Through this link, you can also view alumni responses in a panel facilitated by Esohe Uwadie, Institutional Equity Officer (Office of Institutional Equity). The alumni panel: Darnell Shakespeare, Nicola Jallim, Tiah Parsan and Patric Anochie. 

The Equity Champion provocations were produced by ACI students Talyaan Pambou, Louize Williams, Nesmie Constantine and Jasz Brown who worked in collaboration with Jay Patel, Community Artist, Anti-Racist Educator and Decolonial Facilitator. The films will be used for further training and development across the University in the academic year 2020-2021.

You can view these films via this link: https://www.youtube.com/playlist?list=PLzneMHyZ6bPCFYqdhLeiEgHaEEIELvsR4

 

Here's a report on the webinar from the University's 'InFocus' Magazine with comment from the Office of Institutional Equity: https://uelac.sharepoint.com/sites/home/SitePages/Co-creating-change-with-students.aspx (internal link only)

This work is part of ongoing research into BAME student experience led by Dr. Martin Heaney. The webinar is also designed to support the further development of EDI's strategy for Race Equality, led by Prof. Marcia Wilson, Dean of the Office for Institutional Equity. This strategy includes the formation of a White Anti-Racist Group, a pilot project and the first of its kind at a British university.

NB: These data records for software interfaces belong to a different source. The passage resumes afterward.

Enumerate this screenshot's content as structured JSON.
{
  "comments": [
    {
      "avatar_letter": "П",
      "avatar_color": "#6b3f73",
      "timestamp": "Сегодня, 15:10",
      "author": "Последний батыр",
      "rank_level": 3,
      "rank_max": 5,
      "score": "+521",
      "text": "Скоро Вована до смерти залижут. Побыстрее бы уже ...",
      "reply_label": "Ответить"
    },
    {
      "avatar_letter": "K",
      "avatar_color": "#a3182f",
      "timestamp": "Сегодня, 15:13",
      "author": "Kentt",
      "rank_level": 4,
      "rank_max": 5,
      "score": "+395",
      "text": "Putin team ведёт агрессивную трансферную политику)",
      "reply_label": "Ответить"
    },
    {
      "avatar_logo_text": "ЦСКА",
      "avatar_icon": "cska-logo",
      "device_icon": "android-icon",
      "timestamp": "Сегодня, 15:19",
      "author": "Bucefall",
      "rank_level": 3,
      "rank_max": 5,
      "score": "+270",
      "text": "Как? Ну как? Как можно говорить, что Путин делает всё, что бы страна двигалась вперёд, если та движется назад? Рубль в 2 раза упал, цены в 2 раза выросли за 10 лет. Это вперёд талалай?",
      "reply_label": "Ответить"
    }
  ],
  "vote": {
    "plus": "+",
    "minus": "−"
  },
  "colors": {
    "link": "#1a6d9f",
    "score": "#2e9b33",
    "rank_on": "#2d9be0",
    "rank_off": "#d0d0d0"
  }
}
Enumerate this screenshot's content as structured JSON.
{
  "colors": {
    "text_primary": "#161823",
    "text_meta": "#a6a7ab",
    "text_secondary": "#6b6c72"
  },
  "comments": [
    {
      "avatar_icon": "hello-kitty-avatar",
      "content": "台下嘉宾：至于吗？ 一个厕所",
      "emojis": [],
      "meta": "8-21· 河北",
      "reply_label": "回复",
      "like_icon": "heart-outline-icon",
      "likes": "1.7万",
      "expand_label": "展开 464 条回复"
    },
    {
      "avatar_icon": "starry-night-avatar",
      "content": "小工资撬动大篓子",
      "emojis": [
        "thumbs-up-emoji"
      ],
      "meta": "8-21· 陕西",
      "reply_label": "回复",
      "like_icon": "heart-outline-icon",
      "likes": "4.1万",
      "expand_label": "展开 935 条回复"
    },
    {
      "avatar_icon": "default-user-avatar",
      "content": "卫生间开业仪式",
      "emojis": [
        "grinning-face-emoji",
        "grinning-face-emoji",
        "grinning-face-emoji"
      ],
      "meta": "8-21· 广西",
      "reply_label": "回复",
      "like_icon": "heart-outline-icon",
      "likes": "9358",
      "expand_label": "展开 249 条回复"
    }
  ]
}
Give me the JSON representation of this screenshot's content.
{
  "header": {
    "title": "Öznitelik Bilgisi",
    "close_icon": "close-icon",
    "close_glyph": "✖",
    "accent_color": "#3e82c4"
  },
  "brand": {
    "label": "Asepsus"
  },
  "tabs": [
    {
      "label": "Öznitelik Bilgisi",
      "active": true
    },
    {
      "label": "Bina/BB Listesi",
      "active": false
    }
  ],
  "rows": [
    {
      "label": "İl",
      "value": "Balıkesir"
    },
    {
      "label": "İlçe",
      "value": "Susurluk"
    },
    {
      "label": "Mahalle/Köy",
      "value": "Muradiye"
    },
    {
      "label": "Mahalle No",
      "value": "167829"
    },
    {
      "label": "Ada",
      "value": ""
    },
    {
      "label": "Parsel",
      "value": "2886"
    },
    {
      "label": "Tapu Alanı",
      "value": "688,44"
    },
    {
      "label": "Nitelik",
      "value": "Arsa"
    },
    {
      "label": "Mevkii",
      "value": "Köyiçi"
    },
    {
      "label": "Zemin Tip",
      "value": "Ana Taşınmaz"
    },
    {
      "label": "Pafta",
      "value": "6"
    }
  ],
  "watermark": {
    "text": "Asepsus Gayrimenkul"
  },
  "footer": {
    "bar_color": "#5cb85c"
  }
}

For further information on the 'Award Gap' (known within the wider sector as the attainment gap) and UEL's work in this area, please see these links: